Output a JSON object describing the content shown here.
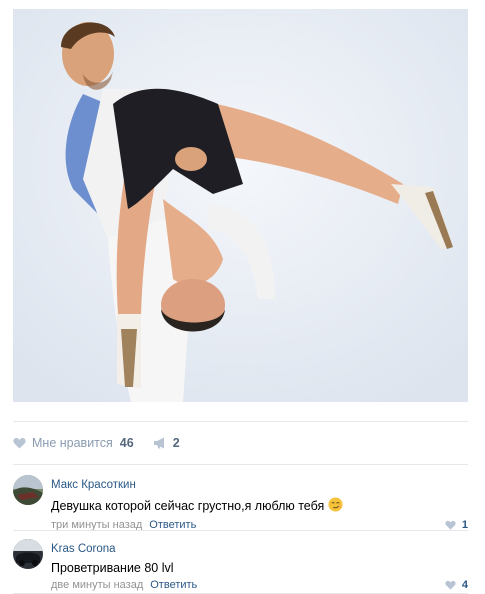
{
  "post": {
    "photo_alt": "",
    "likes": {
      "label": "Мне нравится",
      "count": "46"
    },
    "shares": {
      "count": "2"
    }
  },
  "comments": [
    {
      "author": "Макс Красоткин",
      "text": "Девушка которой сейчас грустно,я люблю тебя",
      "emoji": "smirk-face",
      "time": "три минуты назад",
      "reply_label": "Ответить",
      "likes": "1"
    },
    {
      "author": "Kras Corona",
      "text": "Проветривание 80 lvl",
      "time": "две минуты назад",
      "reply_label": "Ответить",
      "likes": "4"
    }
  ],
  "colors": {
    "link": "#2a5885",
    "muted": "#939393",
    "icon": "#b8c4d3"
  }
}
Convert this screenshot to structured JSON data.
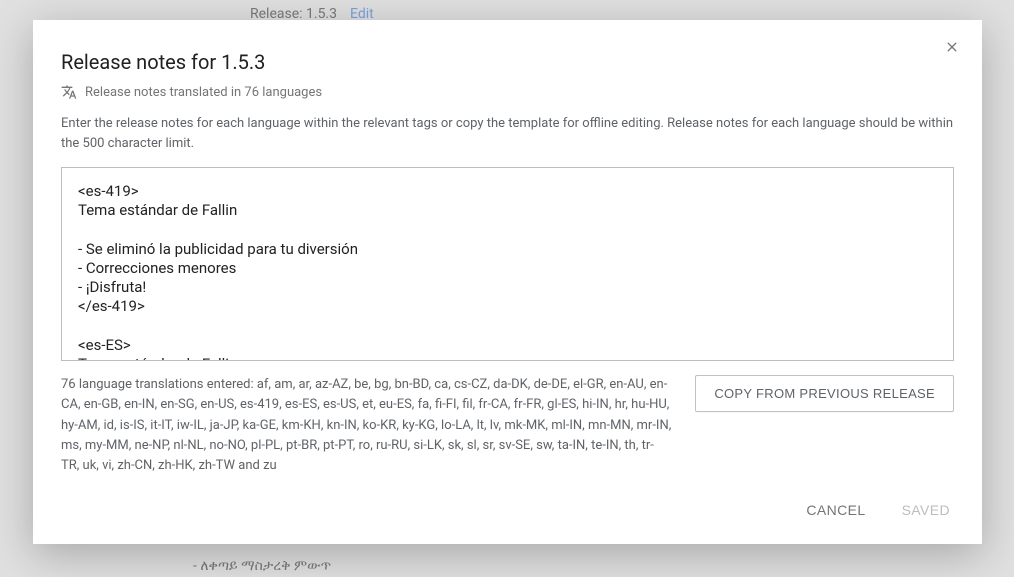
{
  "background": {
    "release_label": "Release: 1.5.3",
    "edit": "Edit",
    "bottom_text": "- ለቀጣይ ማስታረቅ ምውጥ"
  },
  "dialog": {
    "title": "Release notes for 1.5.3",
    "subtitle": "Release notes translated in 76 languages",
    "instructions": "Enter the release notes for each language within the relevant tags or copy the template for offline editing. Release notes for each language should be within the 500 character limit.",
    "textarea_content": "<es-419>\nTema estándar de Fallin\n\n- Se eliminó la publicidad para tu diversión\n- Correcciones menores\n- ¡Disfruta!\n</es-419>\n\n<es-ES>\nTema estándar de Fallin",
    "lang_summary": "76 language translations entered: af, am, ar, az-AZ, be, bg, bn-BD, ca, cs-CZ, da-DK, de-DE, el-GR, en-AU, en-CA, en-GB, en-IN, en-SG, en-US, es-419, es-ES, es-US, et, eu-ES, fa, fi-FI, fil, fr-CA, fr-FR, gl-ES, hi-IN, hr, hu-HU, hy-AM, id, is-IS, it-IT, iw-IL, ja-JP, ka-GE, km-KH, kn-IN, ko-KR, ky-KG, lo-LA, lt, lv, mk-MK, ml-IN, mn-MN, mr-IN, ms, my-MM, ne-NP, nl-NL, no-NO, pl-PL, pt-BR, pt-PT, ro, ru-RU, si-LK, sk, sl, sr, sv-SE, sw, ta-IN, te-IN, th, tr-TR, uk, vi, zh-CN, zh-HK, zh-TW and zu",
    "copy_btn": "COPY FROM PREVIOUS RELEASE",
    "cancel": "CANCEL",
    "saved": "SAVED"
  }
}
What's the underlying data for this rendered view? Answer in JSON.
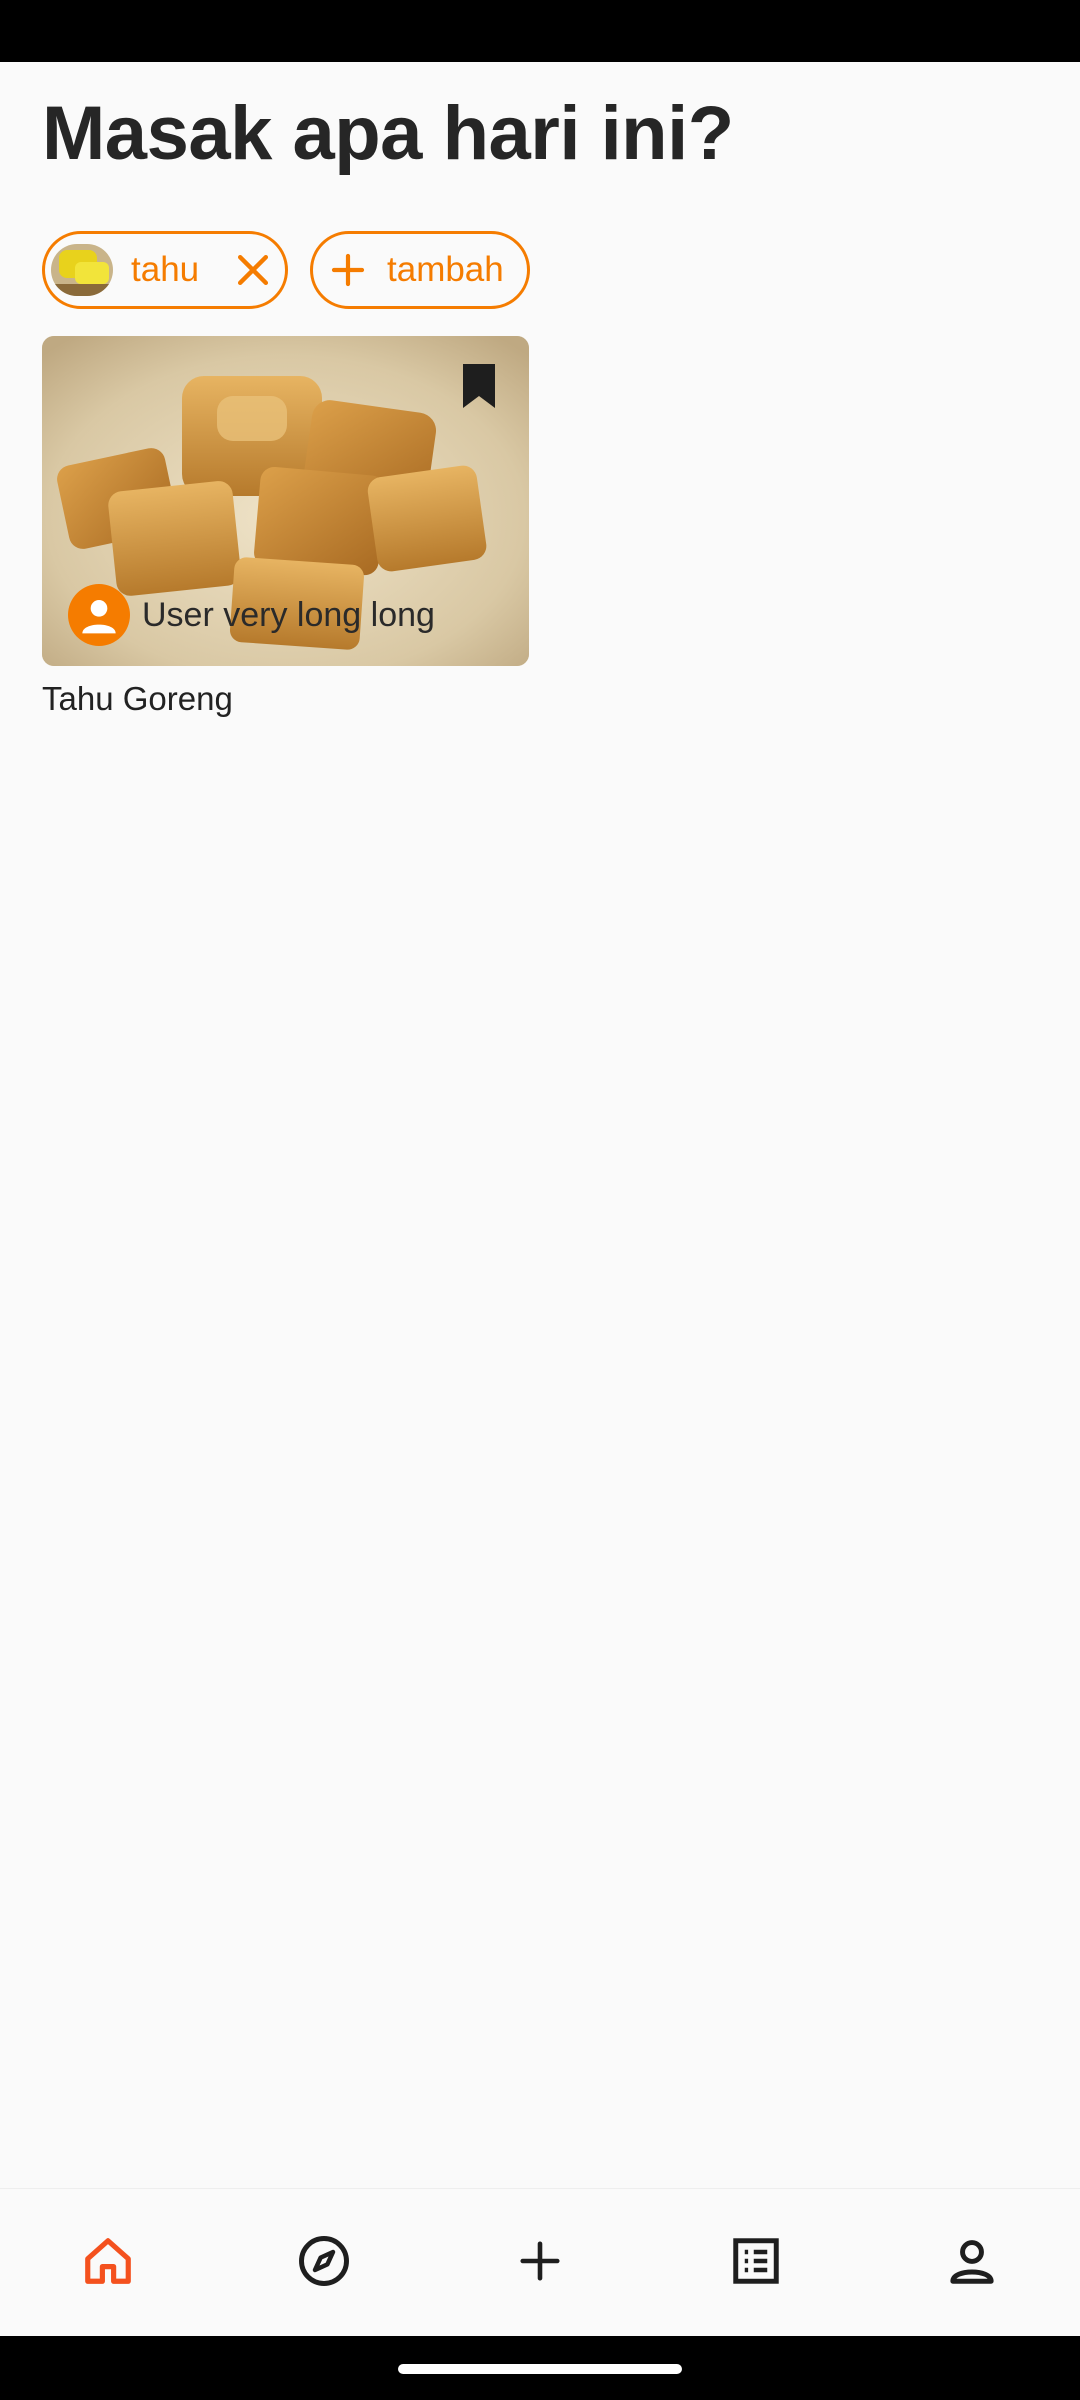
{
  "header": {
    "title": "Masak apa hari ini?"
  },
  "filters": {
    "active": [
      {
        "label": "tahu",
        "thumbnail": "tofu-thumbnail"
      }
    ],
    "add_label": "tambah"
  },
  "recipes": [
    {
      "title": "Tahu Goreng",
      "author": "User very long long",
      "image": "fried-tofu-photo",
      "bookmarked": true
    }
  ],
  "bottom_nav": {
    "items": [
      {
        "icon": "home-icon",
        "active": true
      },
      {
        "icon": "compass-icon",
        "active": false
      },
      {
        "icon": "plus-icon",
        "active": false
      },
      {
        "icon": "list-icon",
        "active": false
      },
      {
        "icon": "person-icon",
        "active": false
      }
    ]
  },
  "colors": {
    "accent": "#f57c00",
    "nav_active": "#f4511e",
    "background": "#fafafa",
    "text": "#212121"
  }
}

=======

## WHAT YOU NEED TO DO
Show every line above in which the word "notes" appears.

## SOLUTION FOR THIS TASK
    "title": "Release notes for 1.5.3",
    "subtitle": "Release notes translated in 76 languages",
    "instructions": "Enter the release notes for each language within the relevant tags or copy the template for offline editing. Release notes for each language should be within the 500 character limit.",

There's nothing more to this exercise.